The second reason is that the poor economy seems to have had its way with many small startups that could not get their next rounds of funding. This is one of my pet peeves. When the economy is bad, that's the time to innovate. This country has made its entire history on innovation and now I am seeing very hard times for innovators.
The third reason is a combination of the first two. Small innovative startups have not been able to get their next rounds of funding, but instead of going out of business they sell the technology to a larger company and the innovation becomes ingrained in existing products. At least one of last year's choices is in that boat today.
For all of that, we found that there still are interesting companies with interesting products, some we found last year and some are new to our list. When I interviewed the leadership of the companies we selected, I explained our December issue this way: This is for readers who are asking the question, “If I want to buy a product in a particular product space, who will be the innovators in that space? Who has a road map that is based on a clear view of the future requirements that I am going to need to face? Who is so customer-driven that they make a lot of their product decisions based on known market needs both today and tomorrow?”

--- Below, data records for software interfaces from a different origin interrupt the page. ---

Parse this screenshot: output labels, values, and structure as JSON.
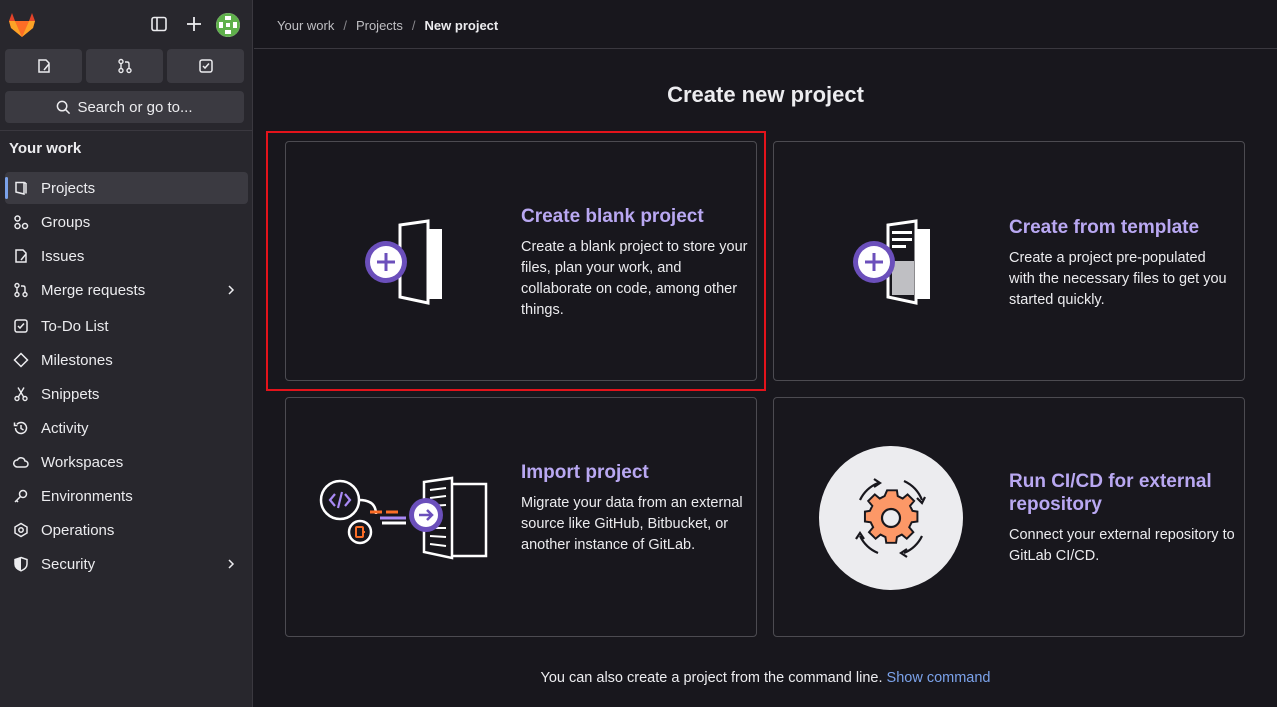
{
  "sidebar": {
    "search_label": "Search or go to...",
    "section_title": "Your work",
    "items": [
      {
        "label": "Projects"
      },
      {
        "label": "Groups"
      },
      {
        "label": "Issues"
      },
      {
        "label": "Merge requests"
      },
      {
        "label": "To-Do List"
      },
      {
        "label": "Milestones"
      },
      {
        "label": "Snippets"
      },
      {
        "label": "Activity"
      },
      {
        "label": "Workspaces"
      },
      {
        "label": "Environments"
      },
      {
        "label": "Operations"
      },
      {
        "label": "Security"
      }
    ]
  },
  "breadcrumb": {
    "items": [
      "Your work",
      "Projects",
      "New project"
    ]
  },
  "main": {
    "title": "Create new project",
    "cards": [
      {
        "title": "Create blank project",
        "description": "Create a blank project to store your files, plan your work, and collaborate on code, among other things."
      },
      {
        "title": "Create from template",
        "description": "Create a project pre-populated with the necessary files to get you started quickly."
      },
      {
        "title": "Import project",
        "description": "Migrate your data from an external source like GitHub, Bitbucket, or another instance of GitLab."
      },
      {
        "title": "Run CI/CD for external repository",
        "description": "Connect your external repository to GitLab CI/CD."
      }
    ],
    "footer_text": "You can also create a project from the command line.",
    "footer_link": "Show command"
  },
  "colors": {
    "accent": "#b9a8f2",
    "link": "#7ba2ea",
    "highlight": "#e3131b",
    "sidebar_bg": "#28272d",
    "page_bg": "#18171d"
  }
}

The companies we selected fit that profile. It is important to note that, even though we describe a representative or flagship product, it is the companies that are of real interest to us. In every case, we interviewed C-level leadership to ensure that we were getting the true picture of the organization's long-term goals. And many of our selections have, coincidently, been called out as innovators by other publications (although we never check in advance, depending instead on our own judgment). This follows the same pattern that we saw last year.
Of all the companies we looked at this year, only about a third are repeats from last year. These are companies that we saw last year as the forward-looking companies for 2007. When we looked at the same product spaces this year, we could find no better choices so, for 2008, they are back in the fold.

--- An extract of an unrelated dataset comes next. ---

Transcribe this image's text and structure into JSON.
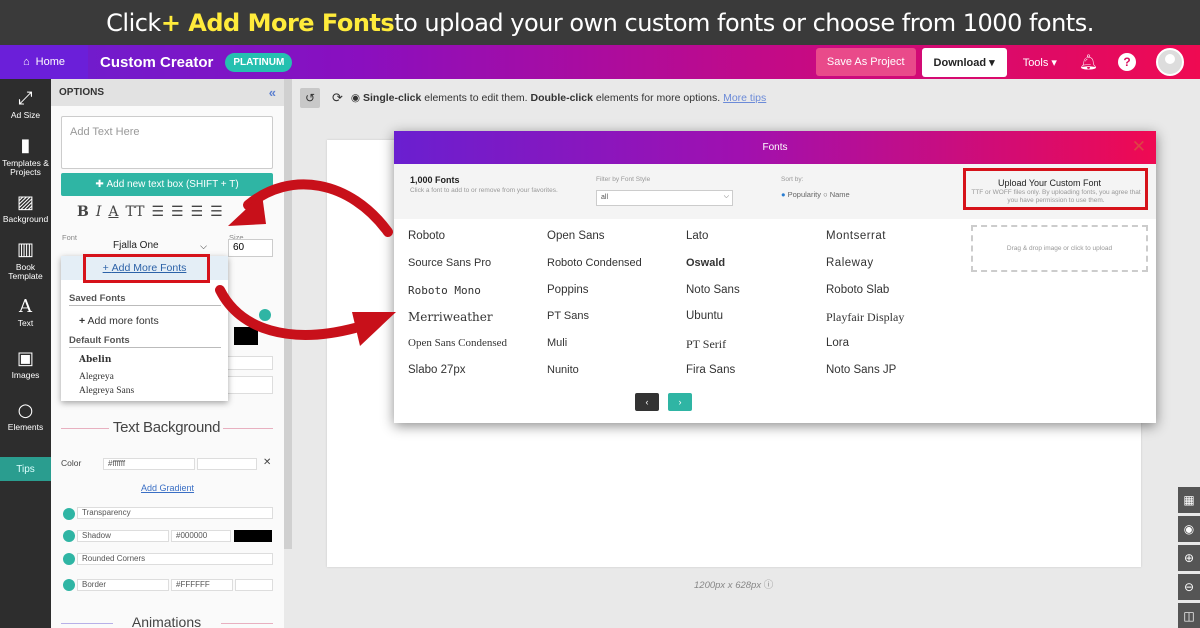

The rest of the choices for this year have been moving ahead with fresh new thinking and a clear view of the future. That does not mean that their competition – the choices in the same product spaces last year – has failed. It simply means that this year's batch was a bit ahead of the pack. Still, it was hard to make some of our choices this year because the competition was both very close and very limited in terms of the number of companies that fit our criteria.
Now, what makes an innovator? For one thing, our innovators all have one aspect in common: They are blatantly and aggressively customer-driven. In at least one case, the customer is the key driver for what goes into the product. Another commonality we found was having a roadmap showing a clear view of the future. These companies are organized to make the changes needed to stay ahead of the curve, and they have the vision to help make those decisions accurately.
Most of this year's innovators have management, at all levels, that is keenly attuned to the product space, its needs and its user base. This ensures that the visionaries at the top levels actually translate their ideas to meet user expectations. They are technically excellent and a few are relatively unsung presently. We certainly expect that to change.
Overall, this is a great batch of innovative companies. Some are new and some have been around awhile. But they all have one thing in common: as a group they will help shape the future of their individual product spaces. So this is our holiday gift to you. Take a look at these innovators and, if you are considering a purchase in their product category over the coming year, consider talking to them. We think that we have offered you some excellent choices this year.
Happy holidays and best wishes for a prosperous new year from the team at SC Labs. And, my wish for you is the same one I have been wishing for 30-plus years: May your net work.